Shrinking budgets and an emphasis on testing have pushed arts education to the sidelines. Read what parents can do about it.
Preschool children don't usually study Picasso, but they do if Terry Barrett is around. A professor of art education at Ohio State University, Columbus, Barrett likes to show tots a print of Picasso's semi-abstract painting Lobster and Cat on the Beach. "What do you see?" he asks. "I see a cat," one kid will say. "No, it's a raccoon," another will argue. Barrett probes, asking them to back up their theories with evidence. Once the class determines that the animals are a cat and a lobster, Barrett asks: "What are they doing?" They're fighting, the kids agree. "Ah," says Barrett. "But who's going to win?" The lobster, says one. "How do you know?" asks Barrett. And the discussion goes on.
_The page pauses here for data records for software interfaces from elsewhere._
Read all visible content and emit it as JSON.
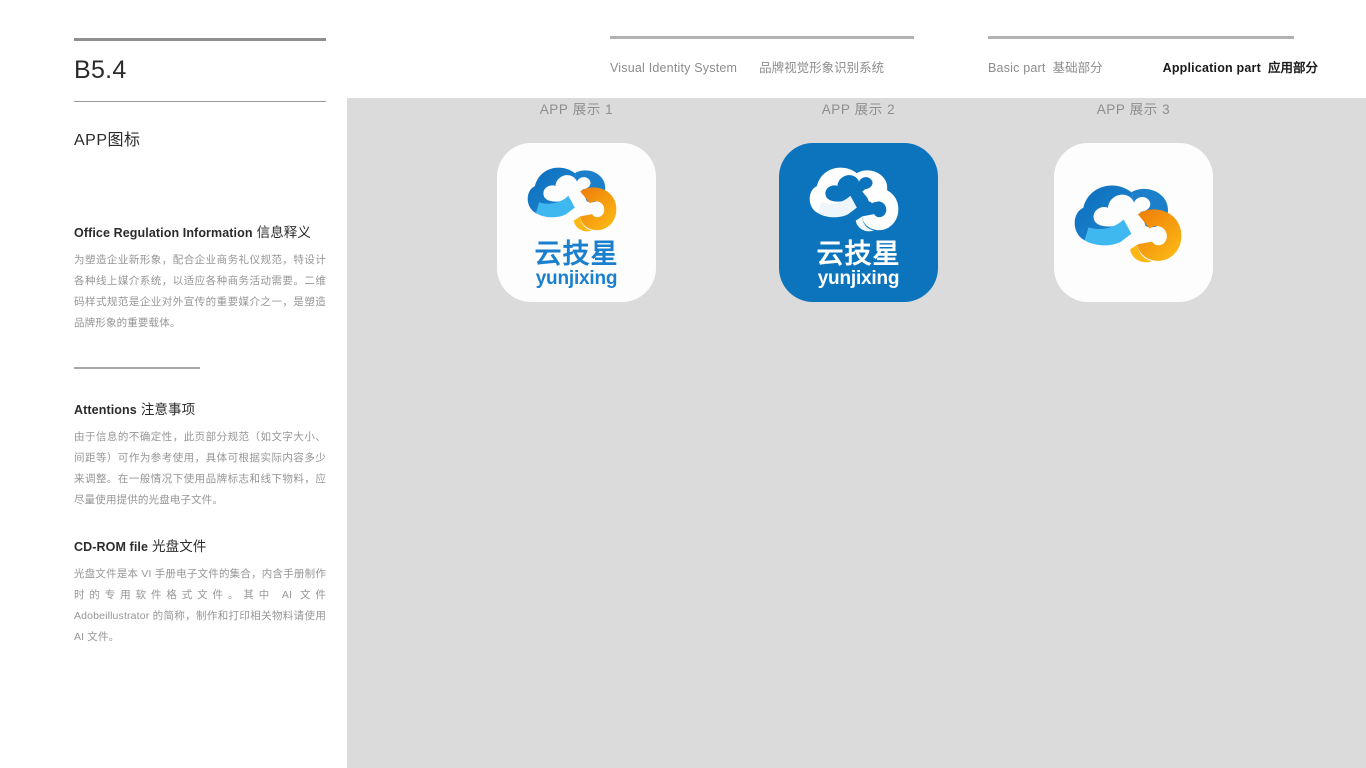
{
  "header": {
    "nav_groups": [
      {
        "name": "visual-identity-system",
        "en": "Visual Identity System",
        "cn": "品牌视觉形象识别系统",
        "active": false
      },
      {
        "name": "parts",
        "basic_en": "Basic part",
        "basic_cn": "基础部分",
        "application_en": "Application part",
        "application_cn": "应用部分"
      }
    ]
  },
  "sidebar": {
    "page_code": "B5.4",
    "page_title": "APP图标",
    "sections": [
      {
        "head_en": "Office Regulation Information",
        "head_cn": "信息释义",
        "body": "为塑造企业新形象，配合企业商务礼仪规范，特设计各种线上媒介系统，以适应各种商务活动需要。二维码样式规范是企业对外宣传的重要媒介之一，是塑造品牌形象的重要载体。"
      },
      {
        "head_en": "Attentions",
        "head_cn": "注意事项",
        "body": "由于信息的不确定性，此页部分规范（如文字大小、间距等）可作为参考使用，具体可根据实际内容多少来调整。在一般情况下使用品牌标志和线下物料，应尽量使用提供的光盘电子文件。"
      },
      {
        "head_en": "CD-ROM file",
        "head_cn": "光盘文件",
        "body": "光盘文件是本 VI 手册电子文件的集合，内含手册制作时的专用软件格式文件。其中 AI 文件 Adobeillustrator 的简称，制作和打印相关物料请使用 AI 文件。"
      }
    ]
  },
  "stage": {
    "background_color": "#dadbda",
    "icons": [
      {
        "caption": "APP 展示 1",
        "tile_style": "white",
        "tile_color": "#fdfdfd",
        "has_wordmark": true,
        "wordmark_cn": "云技星",
        "wordmark_en": "yunjixing",
        "wordmark_tone": "blue"
      },
      {
        "caption": "APP 展示 2",
        "tile_style": "blue",
        "tile_color": "#0b74bd",
        "has_wordmark": true,
        "wordmark_cn": "云技星",
        "wordmark_en": "yunjixing",
        "wordmark_tone": "white"
      },
      {
        "caption": "APP 展示 3",
        "tile_style": "white",
        "tile_color": "#fdfdfd",
        "has_wordmark": false,
        "wordmark_cn": "",
        "wordmark_en": "",
        "wordmark_tone": "blue"
      }
    ]
  },
  "brand_colors": {
    "cloud_blue_dark": "#0a6ebd",
    "cloud_blue_mid": "#1b7fc9",
    "cloud_blue_light": "#3fb7ef",
    "ring_orange": "#ef7d0a",
    "ring_yellow": "#fbb814",
    "rule_gray": "#b2b2b2",
    "body_text_gray": "#969696",
    "heading_dark": "#2b2b2b"
  }
}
Such sophisticated learning can occur even at the pre-K to fourth-grade levels, say arts educators. Young children might improvise their own opera based on their favorite fairy tale, perhaps in the context of listening to The Magic Flute, says Mike Blakeslee, associate executive director for programs, MENC: The National Association for Music Education. A third-grade class can make a quilt together, studying the history and techniques of quilt-making and discussing what they have made. "Kids like to talk about art," says Barrett. "They just don't have the chance often enough."
A major obstacle to such learning is that not every educator knows how to implement arts standards. Tom Hatfield, executive director, National Art Education Association, remembers a district in a state that required art, music, and theater on a "regular basis." "Every Christmas," says Hatfield, "the kids colored in Christmas trees, sang Christmas carols, and put on a play about the Three Wise Men. And I had principals tell me that this was their regularly scheduled program in art, music, and theater."
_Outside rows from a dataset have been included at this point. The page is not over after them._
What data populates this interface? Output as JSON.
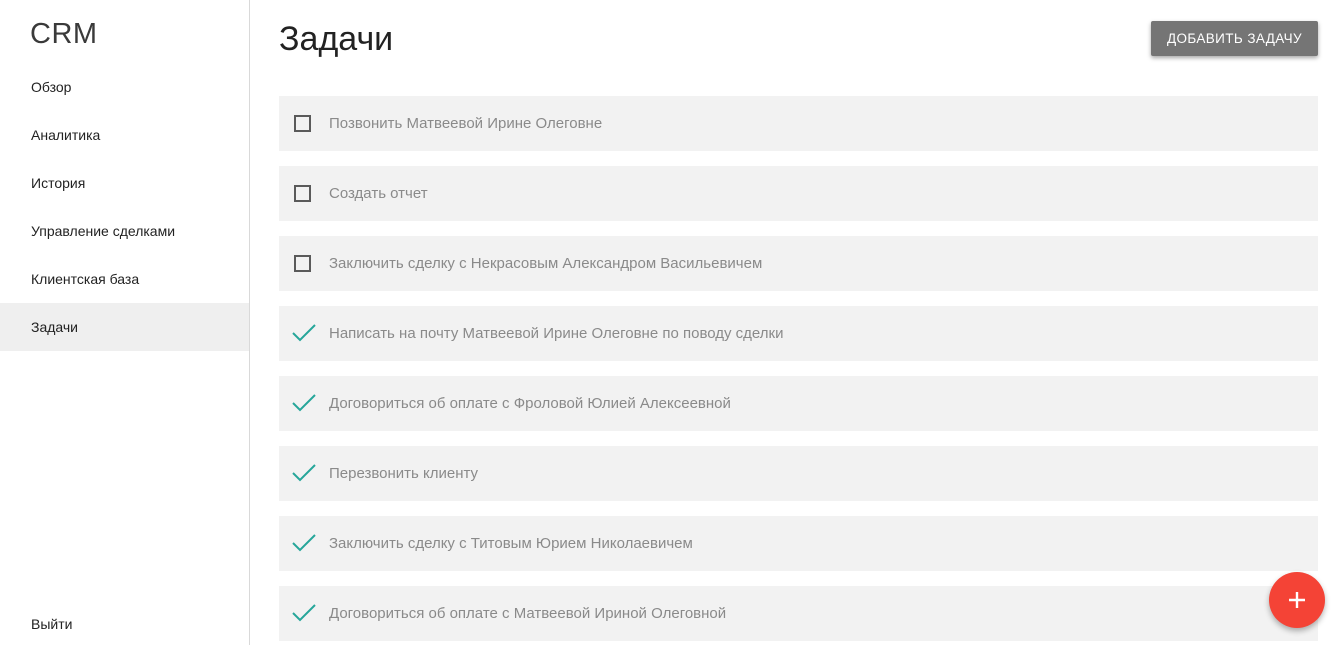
{
  "app": {
    "logo": "CRM"
  },
  "sidebar": {
    "items": [
      {
        "label": "Обзор",
        "active": false
      },
      {
        "label": "Аналитика",
        "active": false
      },
      {
        "label": "История",
        "active": false
      },
      {
        "label": "Управление сделками",
        "active": false
      },
      {
        "label": "Клиентская база",
        "active": false
      },
      {
        "label": "Задачи",
        "active": true
      }
    ],
    "logout_label": "Выйти"
  },
  "main": {
    "title": "Задачи",
    "add_button_label": "ДОБАВИТЬ ЗАДАЧУ",
    "tasks": [
      {
        "text": "Позвонить Матвеевой Ирине Олеговне",
        "done": false
      },
      {
        "text": "Создать отчет",
        "done": false
      },
      {
        "text": "Заключить сделку с Некрасовым Александром Васильевичем",
        "done": false
      },
      {
        "text": "Написать на почту Матвеевой Ирине Олеговне по поводу сделки",
        "done": true
      },
      {
        "text": "Договориться об оплате с Фроловой Юлией Алексеевной",
        "done": true
      },
      {
        "text": "Перезвонить клиенту",
        "done": true
      },
      {
        "text": "Заключить сделку с Титовым Юрием Николаевичем",
        "done": true
      },
      {
        "text": "Договориться об оплате с Матвеевой Ириной Олеговной",
        "done": true
      }
    ]
  },
  "fab": {
    "icon": "plus-icon"
  },
  "colors": {
    "accent_check": "#26a69a",
    "fab": "#f44336",
    "button": "#757575",
    "task_bg": "#f2f2f2",
    "active_nav_bg": "#efefef"
  }
}
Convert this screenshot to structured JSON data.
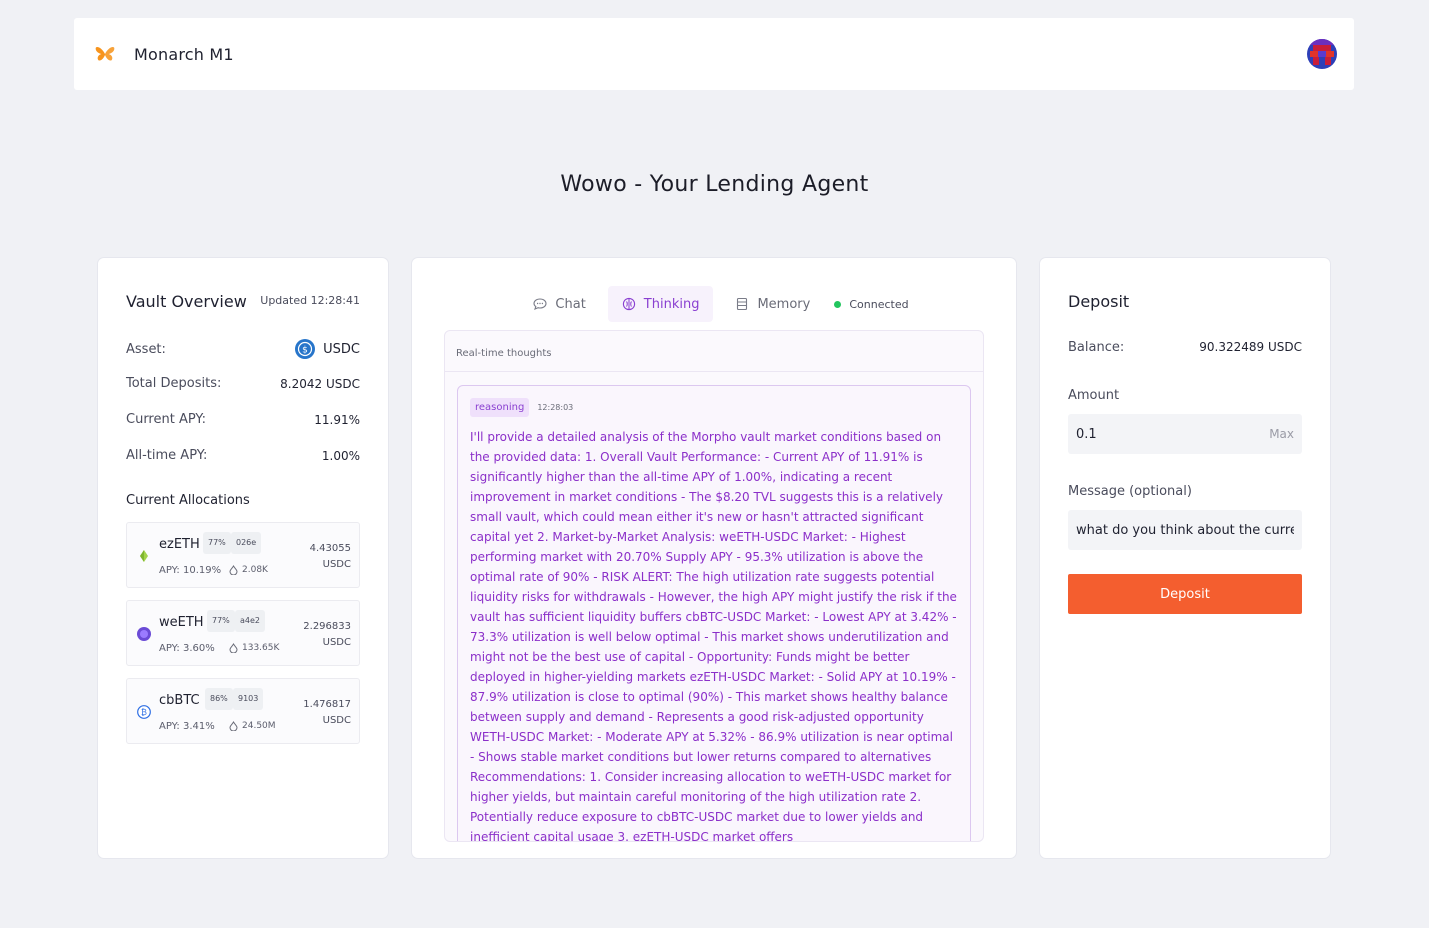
{
  "header": {
    "app_name": "Monarch M1"
  },
  "page": {
    "heading": "Wowo - Your Lending Agent"
  },
  "vault": {
    "title": "Vault Overview",
    "updated": "Updated 12:28:41",
    "asset_label": "Asset:",
    "asset_value": "USDC",
    "deposits_label": "Total Deposits:",
    "deposits_value": "8.2042 USDC",
    "apy_label": "Current APY:",
    "apy_value": "11.91%",
    "alltime_label": "All-time APY:",
    "alltime_value": "1.00%",
    "allocations_title": "Current Allocations",
    "allocations": [
      {
        "name": "ezETH",
        "pct": "77%",
        "id": "026e",
        "apy": "APY: 10.19%",
        "liq": "2.08K",
        "amount": "4.43055",
        "unit": "USDC",
        "icon": "ezeth-icon",
        "color": "#a3d34a"
      },
      {
        "name": "weETH",
        "pct": "77%",
        "id": "a4e2",
        "apy": "APY: 3.60%",
        "liq": "133.65K",
        "amount": "2.296833",
        "unit": "USDC",
        "icon": "weeth-icon",
        "color": "#6b4bd6"
      },
      {
        "name": "cbBTC",
        "pct": "86%",
        "id": "9103",
        "apy": "APY: 3.41%",
        "liq": "24.50M",
        "amount": "1.476817",
        "unit": "USDC",
        "icon": "cbbtc-icon",
        "color": "#2f6fe4"
      }
    ]
  },
  "agent": {
    "tabs": [
      {
        "label": "Chat",
        "icon": "chat-icon",
        "active": false
      },
      {
        "label": "Thinking",
        "icon": "brain-icon",
        "active": true
      },
      {
        "label": "Memory",
        "icon": "memory-icon",
        "active": false
      }
    ],
    "status": "Connected",
    "panel_title": "Real-time thoughts",
    "thought": {
      "tag": "reasoning",
      "time": "12:28:03",
      "text": "I'll provide a detailed analysis of the Morpho vault market conditions based on the provided data: 1. Overall Vault Performance: - Current APY of 11.91% is significantly higher than the all-time APY of 1.00%, indicating a recent improvement in market conditions - The $8.20 TVL suggests this is a relatively small vault, which could mean either it's new or hasn't attracted significant capital yet 2. Market-by-Market Analysis: weETH-USDC Market: - Highest performing market with 20.70% Supply APY - 95.3% utilization is above the optimal rate of 90% - RISK ALERT: The high utilization rate suggests potential liquidity risks for withdrawals - However, the high APY might justify the risk if the vault has sufficient liquidity buffers cbBTC-USDC Market: - Lowest APY at 3.42% - 73.3% utilization is well below optimal - This market shows underutilization and might not be the best use of capital - Opportunity: Funds might be better deployed in higher-yielding markets ezETH-USDC Market: - Solid APY at 10.19% - 87.9% utilization is close to optimal (90%) - This market shows healthy balance between supply and demand - Represents a good risk-adjusted opportunity WETH-USDC Market: - Moderate APY at 5.32% - 86.9% utilization is near optimal - Shows stable market conditions but lower returns compared to alternatives Recommendations: 1. Consider increasing allocation to weETH-USDC market for higher yields, but maintain careful monitoring of the high utilization rate 2. Potentially reduce exposure to cbBTC-USDC market due to lower yields and inefficient capital usage 3. ezETH-USDC market offers"
    }
  },
  "deposit": {
    "title": "Deposit",
    "balance_label": "Balance:",
    "balance_value": "90.322489 USDC",
    "amount_label": "Amount",
    "amount_value": "0.1",
    "max_label": "Max",
    "message_label": "Message (optional)",
    "message_value": "what do you think about the current",
    "button": "Deposit"
  },
  "colors": {
    "accent": "#f45e2f",
    "purple": "#8a3fd1",
    "status": "#22c55e"
  }
}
It isn't that anyone actively opposes the arts or systematically denies the data linking arts education to better cognitive development and higher SAT and IQ scores. Statements praising arts education have proliferated from the president on down in recent years. "But talk is cheap," says John Mahlmann, executive director, MENC. The problem, he says, lies in values and funding. "People don't think the arts are as important as math and science." Because the arts are undervalued, he says, arts education is rarely assessed and is slighted at budgeting time.
What can parents do to make a difference? Find out what kind of arts education your kids are receiving, and, if it's not enough, ask your school board for more. Some signs that it is enough: a written arts curriculum, with arts textbooks and supplies; art every day, with certified arts specialists visiting once a week; children coming home wanting to make prints and using specialized arts vocabularies.
"They should know the term 'architecture' by second grade," says Laura Chapman, consultant and writer on arts education. "They should know the difference between a sculpture and a statue, which is a sculpture of a person, by fourth grade. They should have color names beyond red and blue, such as blue-green or blue-violet."
Says Nancy Pistone, consultant in arts and education, "The arts are always facing competition with what is perceived as the essentials. It becomes a very localized dilemma of advocacy." In this struggle, says Chapman, "parents have the most leverage."